It honestly doesn’t matter, and the story is all but abandoned after the tutorial. What does matter is the action, and when it’s firing on all cylinders Streets of Rogue can be a blast. Each stage will have a handful of objectives that you’ll need to complete in order to unlock the elevator to reach the next floor. As you get deeper you’ll unlock the ability to skip entire levels, thus minimizing the amount of lost progression.
This being a rogue-lite, however, most of what you earn will reset upon death (such as any cash or experience you’ve banked). Only the chicken nuggets, the other in-game currency, carry on, allowing you to purchase new modifiers and loadouts so that those then appear as options upon leveling up during a run.
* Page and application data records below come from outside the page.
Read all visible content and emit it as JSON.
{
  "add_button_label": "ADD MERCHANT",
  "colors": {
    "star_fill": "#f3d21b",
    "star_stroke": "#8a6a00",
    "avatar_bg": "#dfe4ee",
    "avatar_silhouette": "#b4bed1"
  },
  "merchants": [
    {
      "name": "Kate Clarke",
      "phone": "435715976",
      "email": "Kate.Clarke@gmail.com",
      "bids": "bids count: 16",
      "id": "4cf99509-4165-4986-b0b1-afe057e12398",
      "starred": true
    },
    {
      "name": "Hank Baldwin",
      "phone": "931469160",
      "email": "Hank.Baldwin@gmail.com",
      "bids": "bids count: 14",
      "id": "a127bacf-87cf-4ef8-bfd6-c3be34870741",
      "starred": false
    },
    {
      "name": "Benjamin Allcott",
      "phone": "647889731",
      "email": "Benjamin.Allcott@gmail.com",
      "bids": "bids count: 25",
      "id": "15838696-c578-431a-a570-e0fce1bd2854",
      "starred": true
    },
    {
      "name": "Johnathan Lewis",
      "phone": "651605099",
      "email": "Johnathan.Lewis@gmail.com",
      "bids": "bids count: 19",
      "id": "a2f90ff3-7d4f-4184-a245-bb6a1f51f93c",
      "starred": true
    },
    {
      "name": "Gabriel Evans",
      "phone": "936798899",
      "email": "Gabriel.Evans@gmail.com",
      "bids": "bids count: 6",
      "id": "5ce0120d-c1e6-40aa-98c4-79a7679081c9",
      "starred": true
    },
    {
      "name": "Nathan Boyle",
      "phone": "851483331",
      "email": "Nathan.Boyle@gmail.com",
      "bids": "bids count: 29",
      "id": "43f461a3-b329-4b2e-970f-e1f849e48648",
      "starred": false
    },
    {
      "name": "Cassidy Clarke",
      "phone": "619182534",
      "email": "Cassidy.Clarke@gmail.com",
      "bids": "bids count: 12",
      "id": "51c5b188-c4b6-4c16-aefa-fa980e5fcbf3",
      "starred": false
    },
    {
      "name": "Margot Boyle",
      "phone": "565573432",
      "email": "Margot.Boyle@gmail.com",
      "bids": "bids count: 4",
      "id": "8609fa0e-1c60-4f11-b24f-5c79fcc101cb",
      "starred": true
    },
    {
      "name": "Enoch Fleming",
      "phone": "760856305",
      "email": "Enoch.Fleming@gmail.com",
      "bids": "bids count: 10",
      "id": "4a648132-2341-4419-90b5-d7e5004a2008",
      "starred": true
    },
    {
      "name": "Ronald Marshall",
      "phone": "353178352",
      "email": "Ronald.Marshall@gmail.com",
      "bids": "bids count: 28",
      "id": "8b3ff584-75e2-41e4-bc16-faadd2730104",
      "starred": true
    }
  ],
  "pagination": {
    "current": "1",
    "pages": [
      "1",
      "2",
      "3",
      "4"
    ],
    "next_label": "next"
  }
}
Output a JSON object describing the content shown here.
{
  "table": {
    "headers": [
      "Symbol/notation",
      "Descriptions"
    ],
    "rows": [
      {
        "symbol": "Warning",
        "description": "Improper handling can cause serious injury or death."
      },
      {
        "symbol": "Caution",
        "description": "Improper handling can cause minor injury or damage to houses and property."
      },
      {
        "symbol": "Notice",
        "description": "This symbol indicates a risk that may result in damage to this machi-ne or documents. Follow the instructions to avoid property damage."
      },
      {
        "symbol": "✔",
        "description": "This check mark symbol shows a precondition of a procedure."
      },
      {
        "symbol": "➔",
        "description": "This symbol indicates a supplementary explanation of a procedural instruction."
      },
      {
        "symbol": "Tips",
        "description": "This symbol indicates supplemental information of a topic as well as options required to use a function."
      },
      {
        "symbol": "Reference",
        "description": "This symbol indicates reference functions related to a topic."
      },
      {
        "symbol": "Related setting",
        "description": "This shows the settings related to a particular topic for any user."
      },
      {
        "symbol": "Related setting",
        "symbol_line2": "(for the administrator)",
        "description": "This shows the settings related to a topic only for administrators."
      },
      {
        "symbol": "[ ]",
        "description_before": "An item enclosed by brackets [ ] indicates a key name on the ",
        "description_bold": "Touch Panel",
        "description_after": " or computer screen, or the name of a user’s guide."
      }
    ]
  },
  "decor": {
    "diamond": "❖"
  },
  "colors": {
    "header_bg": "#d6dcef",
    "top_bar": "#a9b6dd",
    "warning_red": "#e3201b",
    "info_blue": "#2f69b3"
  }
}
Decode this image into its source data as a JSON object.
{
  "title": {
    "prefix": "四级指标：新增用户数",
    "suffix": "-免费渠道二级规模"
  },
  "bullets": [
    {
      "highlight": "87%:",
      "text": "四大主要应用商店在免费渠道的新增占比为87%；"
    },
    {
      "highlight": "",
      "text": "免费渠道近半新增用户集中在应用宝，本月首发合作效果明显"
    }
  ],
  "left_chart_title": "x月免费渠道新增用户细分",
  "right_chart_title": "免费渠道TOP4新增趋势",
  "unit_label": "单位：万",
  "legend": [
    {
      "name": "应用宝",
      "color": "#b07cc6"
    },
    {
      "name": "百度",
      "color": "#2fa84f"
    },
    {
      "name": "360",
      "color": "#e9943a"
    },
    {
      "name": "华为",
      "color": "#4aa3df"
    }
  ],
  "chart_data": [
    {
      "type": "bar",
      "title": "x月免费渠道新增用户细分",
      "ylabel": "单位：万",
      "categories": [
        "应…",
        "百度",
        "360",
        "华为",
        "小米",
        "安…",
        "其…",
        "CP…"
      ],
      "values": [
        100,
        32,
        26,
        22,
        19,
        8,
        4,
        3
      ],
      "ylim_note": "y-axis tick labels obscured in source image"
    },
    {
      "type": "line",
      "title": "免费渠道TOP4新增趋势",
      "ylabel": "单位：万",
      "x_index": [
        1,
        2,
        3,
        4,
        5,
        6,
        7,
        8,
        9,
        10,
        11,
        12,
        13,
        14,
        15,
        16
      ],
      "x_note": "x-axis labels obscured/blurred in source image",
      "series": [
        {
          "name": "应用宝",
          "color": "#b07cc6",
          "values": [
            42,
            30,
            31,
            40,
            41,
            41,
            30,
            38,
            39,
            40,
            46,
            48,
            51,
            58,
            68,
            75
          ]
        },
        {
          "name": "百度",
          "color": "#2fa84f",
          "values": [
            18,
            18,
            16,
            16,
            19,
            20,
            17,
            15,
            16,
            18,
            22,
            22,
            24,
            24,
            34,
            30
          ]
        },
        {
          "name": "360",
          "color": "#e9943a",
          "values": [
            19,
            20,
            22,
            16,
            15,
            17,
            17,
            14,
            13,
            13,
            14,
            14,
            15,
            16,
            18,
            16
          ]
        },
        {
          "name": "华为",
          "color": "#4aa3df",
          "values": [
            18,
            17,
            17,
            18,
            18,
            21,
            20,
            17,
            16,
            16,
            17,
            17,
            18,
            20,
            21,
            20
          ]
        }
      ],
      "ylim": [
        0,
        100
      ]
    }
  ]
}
There are also several character classes that you can unlock by fulfilling certain conditions, such as killing gang members or breaking tombstones.
While the objectives can get repetitive — activate this, destroy that, kill this person — the ways to go about making it happen are consistently varied. You might go in guns (or bats) blazing in a traditional action game manner. Or you might talk to the mark, bribing or charming them out of whatever item of value you’re supposed to collect. You can set explosives on the door, knock and watch it all end that way. Contaminate vents, bribe police, hire thugs, turn into a giant, and much more.
Streets of Rogue also seeks to keeps things fresh by introducing random events on some stages, and it’s here that things can go from fun to frustrating. The game can already be quite challenging, where one wrong move can turn a solid run into a quick death. It’s unfortunate then when something entirely beyond your control does it for you.
For example, one of the random events is a series of status effects inflicted upon you and everyone else in the level. For the most part, that’s fine, but the dizzy effect wrests control away from you completely, leaving you vulnerable. One time that effect forced us to wander into view of a camera and we were then killed by a turret. That’s not challenging, that’s cheap.
Despite the frustration that came from those types of moments, it was never long before we were back on the streets, meeting out justice in the bloodiest ways possible. The freedom to do whatever you want is a great draw, and the game’s humour goes a long way in smoothing over those inevitable hurt feelings.
If you enjoy a fast-paced, challenging brawler that gives you lots of freedom to kick ass in whatever way you see fit, Streets of Rogue is a strong single- and multi-player experience.